- V. A. Silveira, E. D. de Carmo, C. E. Colombo, A. S. Cavalcante, and Y. R. Carvalho, “Intraosseous foreign-body granuloma in the mandible subsequent to a 20-year-old work-related accident,” Medicina Oral, Patologia Oral y Cirugia Bucal, vol. 13, no. 10, pp. E657–E660, 2008.
- T. M. S. Marques and J. M. Gomes, “Decompression of inferior alveolar nerve: case report,” Journal of the Canadian Dental Association, vol. 77, article b34, 2011.
- P. Kafas, T. Upile, N. Angouridakis, C. Stavrianos, N. Dabarakis, and W. Jerjes, “Dysaesthesia in the mental nerve distribution triggered by a foreign body: a case report,” Cases Journal, vol. 2, no. 10, article 169, 2009.
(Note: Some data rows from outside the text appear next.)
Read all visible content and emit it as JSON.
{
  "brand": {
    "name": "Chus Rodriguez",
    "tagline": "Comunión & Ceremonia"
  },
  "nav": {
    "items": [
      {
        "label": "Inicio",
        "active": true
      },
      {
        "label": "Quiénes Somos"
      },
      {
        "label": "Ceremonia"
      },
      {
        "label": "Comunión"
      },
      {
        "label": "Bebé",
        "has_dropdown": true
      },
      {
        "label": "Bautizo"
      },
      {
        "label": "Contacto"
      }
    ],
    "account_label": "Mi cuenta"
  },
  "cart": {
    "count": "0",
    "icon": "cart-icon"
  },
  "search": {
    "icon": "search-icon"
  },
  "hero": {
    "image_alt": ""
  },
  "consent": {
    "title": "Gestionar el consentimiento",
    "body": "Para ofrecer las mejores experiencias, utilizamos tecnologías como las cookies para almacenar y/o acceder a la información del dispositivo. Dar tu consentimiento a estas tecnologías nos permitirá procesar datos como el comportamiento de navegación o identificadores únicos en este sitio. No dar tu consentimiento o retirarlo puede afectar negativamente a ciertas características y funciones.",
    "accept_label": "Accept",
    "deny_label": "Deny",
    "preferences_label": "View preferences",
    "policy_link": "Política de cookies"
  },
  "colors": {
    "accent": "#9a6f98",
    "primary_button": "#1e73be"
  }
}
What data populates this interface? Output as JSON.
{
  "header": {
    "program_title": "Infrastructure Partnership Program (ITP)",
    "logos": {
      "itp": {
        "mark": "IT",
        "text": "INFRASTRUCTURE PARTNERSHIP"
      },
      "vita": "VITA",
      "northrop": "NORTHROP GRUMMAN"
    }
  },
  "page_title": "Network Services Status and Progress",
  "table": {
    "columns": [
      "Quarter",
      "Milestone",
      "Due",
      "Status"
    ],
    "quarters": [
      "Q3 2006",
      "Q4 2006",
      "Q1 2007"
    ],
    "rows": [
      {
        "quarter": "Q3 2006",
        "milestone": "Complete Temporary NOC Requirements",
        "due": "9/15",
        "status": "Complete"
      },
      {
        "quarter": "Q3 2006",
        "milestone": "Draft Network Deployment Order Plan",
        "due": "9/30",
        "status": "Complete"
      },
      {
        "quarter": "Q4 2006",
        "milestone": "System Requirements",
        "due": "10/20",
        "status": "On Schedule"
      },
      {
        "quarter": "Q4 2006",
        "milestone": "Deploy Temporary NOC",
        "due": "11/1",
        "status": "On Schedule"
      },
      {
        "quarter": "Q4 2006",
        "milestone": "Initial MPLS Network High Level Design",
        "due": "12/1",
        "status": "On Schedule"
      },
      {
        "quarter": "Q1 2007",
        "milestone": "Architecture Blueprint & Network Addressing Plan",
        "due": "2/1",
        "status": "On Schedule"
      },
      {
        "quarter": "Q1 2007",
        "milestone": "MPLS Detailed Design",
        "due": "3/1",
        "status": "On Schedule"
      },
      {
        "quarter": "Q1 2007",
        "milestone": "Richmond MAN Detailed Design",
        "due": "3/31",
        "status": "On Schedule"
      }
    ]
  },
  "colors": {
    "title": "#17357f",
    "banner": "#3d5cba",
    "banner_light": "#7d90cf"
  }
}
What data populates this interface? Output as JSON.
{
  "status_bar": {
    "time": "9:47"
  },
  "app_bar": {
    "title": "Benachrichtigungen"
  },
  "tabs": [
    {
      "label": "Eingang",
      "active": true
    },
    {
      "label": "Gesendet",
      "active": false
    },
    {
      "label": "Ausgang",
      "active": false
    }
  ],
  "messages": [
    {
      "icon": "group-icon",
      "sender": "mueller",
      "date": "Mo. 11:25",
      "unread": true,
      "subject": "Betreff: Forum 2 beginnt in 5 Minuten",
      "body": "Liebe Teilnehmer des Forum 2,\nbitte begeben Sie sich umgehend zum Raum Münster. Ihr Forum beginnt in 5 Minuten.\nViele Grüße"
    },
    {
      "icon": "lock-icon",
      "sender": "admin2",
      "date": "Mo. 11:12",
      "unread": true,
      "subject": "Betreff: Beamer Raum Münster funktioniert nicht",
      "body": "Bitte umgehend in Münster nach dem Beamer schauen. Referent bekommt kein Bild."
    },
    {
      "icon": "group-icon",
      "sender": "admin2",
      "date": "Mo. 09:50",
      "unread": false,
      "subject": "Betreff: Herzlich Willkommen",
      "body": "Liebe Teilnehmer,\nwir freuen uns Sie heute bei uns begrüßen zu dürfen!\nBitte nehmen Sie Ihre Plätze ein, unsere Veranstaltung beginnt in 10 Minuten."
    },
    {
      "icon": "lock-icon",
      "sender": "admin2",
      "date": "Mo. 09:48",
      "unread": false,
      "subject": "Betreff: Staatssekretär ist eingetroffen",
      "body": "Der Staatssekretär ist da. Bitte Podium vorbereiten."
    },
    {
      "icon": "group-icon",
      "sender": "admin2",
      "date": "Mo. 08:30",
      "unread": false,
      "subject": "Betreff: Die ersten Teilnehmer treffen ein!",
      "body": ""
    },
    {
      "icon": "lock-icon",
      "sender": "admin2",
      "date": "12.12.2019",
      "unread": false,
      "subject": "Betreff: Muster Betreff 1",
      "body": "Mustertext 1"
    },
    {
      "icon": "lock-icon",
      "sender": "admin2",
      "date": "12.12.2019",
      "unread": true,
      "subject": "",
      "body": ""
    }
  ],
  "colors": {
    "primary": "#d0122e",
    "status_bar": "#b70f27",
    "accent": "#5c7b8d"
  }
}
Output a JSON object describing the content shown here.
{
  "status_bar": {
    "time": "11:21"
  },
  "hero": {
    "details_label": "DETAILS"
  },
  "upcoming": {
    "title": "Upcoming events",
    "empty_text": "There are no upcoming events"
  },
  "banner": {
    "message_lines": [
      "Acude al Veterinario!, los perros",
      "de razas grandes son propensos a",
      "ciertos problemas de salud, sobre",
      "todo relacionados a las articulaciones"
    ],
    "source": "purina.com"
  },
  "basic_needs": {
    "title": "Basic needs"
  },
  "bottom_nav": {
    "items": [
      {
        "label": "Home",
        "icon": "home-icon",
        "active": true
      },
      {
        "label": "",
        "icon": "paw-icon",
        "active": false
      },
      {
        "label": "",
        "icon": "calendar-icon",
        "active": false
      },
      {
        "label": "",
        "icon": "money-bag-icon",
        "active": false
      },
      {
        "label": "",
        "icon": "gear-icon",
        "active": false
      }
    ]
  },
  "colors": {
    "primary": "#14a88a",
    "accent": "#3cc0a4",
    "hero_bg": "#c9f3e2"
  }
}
- M. M. Gallas-Torreira, M. D. Reboiras-López, A. García-García, and J. Gándara-Rey, “Mandibular nerve paresthesia caused by endodontic treatment,” Medicina Oral, vol. 8, no. 4, pp. 299–303, 2003.
- R. Di Lenarda, M. Cadenaro, and C. Stacchi, “Paresthesia of the mental nerve induced by periapical infection: a case report,” Oral Surgery, Oral Medicine, Oral Pathology, Oral Radiology, and Endodontics, vol. 90, no. 6, pp. 746–749, 2000.
- American Association of Endodontics, Glossary, AAE, Chicago, Ill, USA, 1994.
- M. Sumer, B. Baş, and L. Yildiz, “Inferior alveolar nerve paresthesia caused by a dentigerous cyst associated with three teeth,” Medicina Oral, Patologia Oral y Cirugia Bucal, vol. 12, no. 5, pp. E388–E390, 2007.
- D. D. Antrim, “Paresthesia of the inferior alveolar nerve caused by periapical pathology,” Journal of Endodontics, vol. 4, no. 7, pp. 220–221, 1978.
- F. K. E. K. Ahlgren, A. C. Johannessen, and S. Hellem, “Displaced calcium hydroxide paste causing inferior alveolar nerve paraesthesia: report of a case,” Oral Surgery, Oral Medicine, Oral Pathology, Oral Radiology, and Endodontics, vol. 96, no. 6, pp. 734–737, 2003.
- H. J. Seddon, “Three types of nerve injury,” Brain, vol. 66, no. 4, pp. 237–288, 1943.
- P. Scolozzi, T. Lombardi, and B. Jaques, “Successful inferior alveolar nerve decompression for dysesthesia following endodontic treatment: report of 4 cases treated by mandibular sagittal osteotomy,” Oral Surgery, Oral Medicine, Oral Pathology, Oral Radiology, and Endodontics, vol. 97, no. 5, pp. 625–631, 2004.